» **Task objective**
Because the images are not wanted, restate every line below word for word without them.

» **Supplied information**

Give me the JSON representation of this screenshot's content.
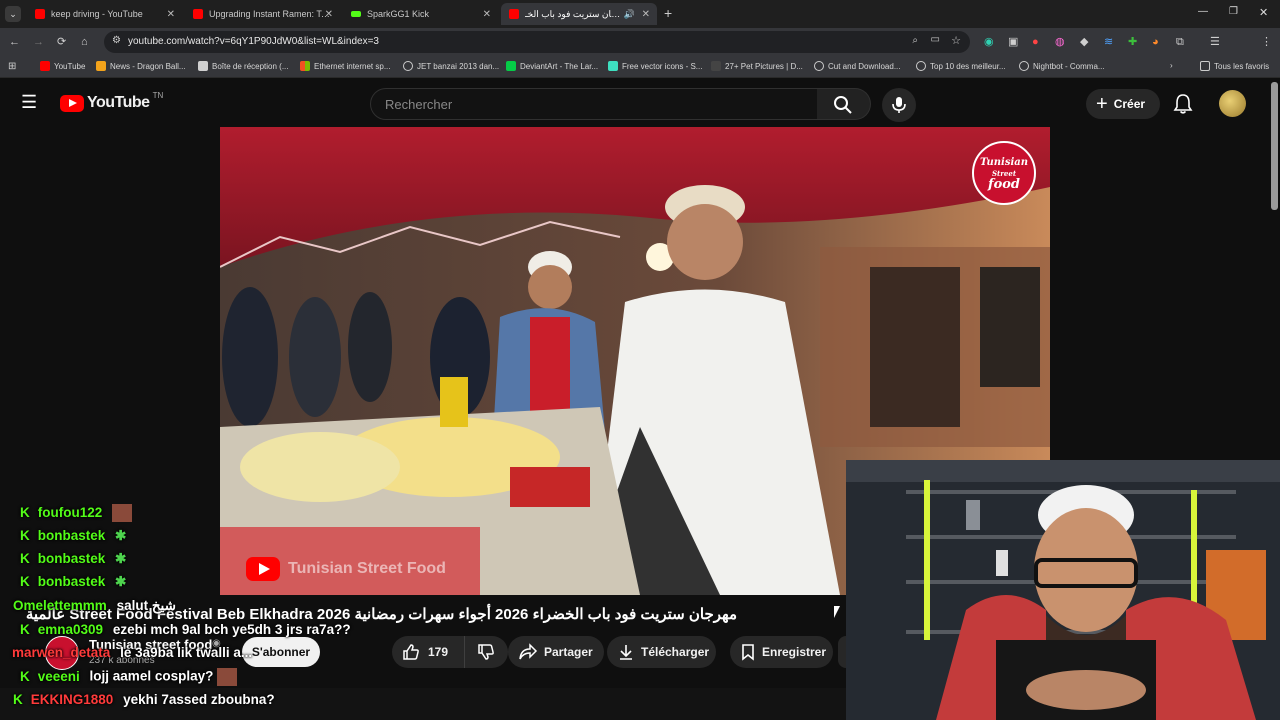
{
  "browser": {
    "tabs": [
      {
        "title": "keep driving - YouTube",
        "active": false
      },
      {
        "title": "Upgrading Instant Ramen: Tom",
        "active": false
      },
      {
        "title": "SparkGG1 Kick",
        "active": false
      },
      {
        "title": "مهرجان ستريت فود باب الخـ",
        "active": true
      }
    ],
    "url": "youtube.com/watch?v=6qY1P90JdW0&list=WL&index=3",
    "bookmarks": [
      "YouTube",
      "News - Dragon Ball...",
      "Boîte de réception (...",
      "Ethernet internet sp...",
      "JET banzai 2013 dan...",
      "DeviantArt - The Lar...",
      "Free vector icons - S...",
      "27+ Pet Pictures | D...",
      "Cut and Download...",
      "Top 10 des meilleur...",
      "Nightbot - Comma..."
    ],
    "all_bookmarks": "Tous les favoris"
  },
  "youtube": {
    "logo_text": "YouTube",
    "logo_country": "TN",
    "search_placeholder": "Rechercher",
    "create_label": "Créer",
    "video": {
      "watermark": "Tunisian Street Food",
      "channel_badge": [
        "Tunisian",
        "Street",
        "food"
      ],
      "title": "مهرجان ستريت فود باب الخضراء 2026 أجواء سهرات رمضانية 2026 Street Food Festival Beb Elkhadra عالمية"
    },
    "channel": {
      "name": "Tunisian street food",
      "subscribers": "237 k abonnés",
      "subscribe_label": "S'abonner"
    },
    "actions": {
      "likes": "179",
      "share": "Partager",
      "download": "Télécharger",
      "save": "Enregistrer"
    }
  },
  "chat": [
    {
      "user": "foufou122",
      "message": "",
      "user_color": "#53fc18"
    },
    {
      "user": "bonbastek",
      "message": "",
      "user_color": "#53fc18"
    },
    {
      "user": "bonbastek",
      "message": "",
      "user_color": "#53fc18"
    },
    {
      "user": "bonbastek",
      "message": "",
      "user_color": "#53fc18"
    },
    {
      "user": "Omelettemmm",
      "message": "salut شيخ",
      "user_color": "#53fc18"
    },
    {
      "user": "emna0309",
      "message": "ezebi mch 9al bch ye5dh 3 jrs ra7a??",
      "user_color": "#53fc18"
    },
    {
      "user": "marwen_detata",
      "message": "le 3a9ba lik twalli a...",
      "user_color": "#ff3b3b"
    },
    {
      "user": "veeeni",
      "message": "lojj aamel cosplay?",
      "user_color": "#53fc18"
    },
    {
      "user": "EKKING1880",
      "message": "yekhi 7assed zboubna?",
      "user_color": "#ff3b3b"
    }
  ],
  "colors": {
    "accent_red": "#ff0000",
    "kick_green": "#53fc18"
  }
}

» **Written solution**
Give me the JSON representation of this screenshot's content.
{
  "browser": {
    "tabs": [
      {
        "title": "keep driving - YouTube",
        "active": false
      },
      {
        "title": "Upgrading Instant Ramen: Tom",
        "active": false
      },
      {
        "title": "SparkGG1 Kick",
        "active": false
      },
      {
        "title": "مهرجان ستريت فود باب الخـ",
        "active": true
      }
    ],
    "url": "youtube.com/watch?v=6qY1P90JdW0&list=WL&index=3",
    "bookmarks": [
      "YouTube",
      "News - Dragon Ball...",
      "Boîte de réception (...",
      "Ethernet internet sp...",
      "JET banzai 2013 dan...",
      "DeviantArt - The Lar...",
      "Free vector icons - S...",
      "27+ Pet Pictures | D...",
      "Cut and Download...",
      "Top 10 des meilleur...",
      "Nightbot - Comma..."
    ],
    "all_bookmarks": "Tous les favoris"
  },
  "youtube": {
    "logo_text": "YouTube",
    "logo_country": "TN",
    "search_placeholder": "Rechercher",
    "create_label": "Créer",
    "video": {
      "watermark": "Tunisian Street Food",
      "channel_badge": [
        "Tunisian",
        "Street",
        "food"
      ],
      "title": "مهرجان ستريت فود باب الخضراء 2026 أجواء سهرات رمضانية 2026 Street Food Festival Beb Elkhadra عالمية"
    },
    "channel": {
      "name": "Tunisian street food",
      "subscribers": "237 k abonnés",
      "subscribe_label": "S'abonner"
    },
    "actions": {
      "likes": "179",
      "share": "Partager",
      "download": "Télécharger",
      "save": "Enregistrer"
    }
  },
  "chat": [
    {
      "user": "foufou122",
      "message": "",
      "user_color": "#53fc18"
    },
    {
      "user": "bonbastek",
      "message": "",
      "user_color": "#53fc18"
    },
    {
      "user": "bonbastek",
      "message": "",
      "user_color": "#53fc18"
    },
    {
      "user": "bonbastek",
      "message": "",
      "user_color": "#53fc18"
    },
    {
      "user": "Omelettemmm",
      "message": "salut شيخ",
      "user_color": "#53fc18"
    },
    {
      "user": "emna0309",
      "message": "ezebi mch 9al bch ye5dh 3 jrs ra7a??",
      "user_color": "#53fc18"
    },
    {
      "user": "marwen_detata",
      "message": "le 3a9ba lik twalli a...",
      "user_color": "#ff3b3b"
    },
    {
      "user": "veeeni",
      "message": "lojj aamel cosplay?",
      "user_color": "#53fc18"
    },
    {
      "user": "EKKING1880",
      "message": "yekhi 7assed zboubna?",
      "user_color": "#ff3b3b"
    }
  ],
  "colors": {
    "accent_red": "#ff0000",
    "kick_green": "#53fc18"
  }
}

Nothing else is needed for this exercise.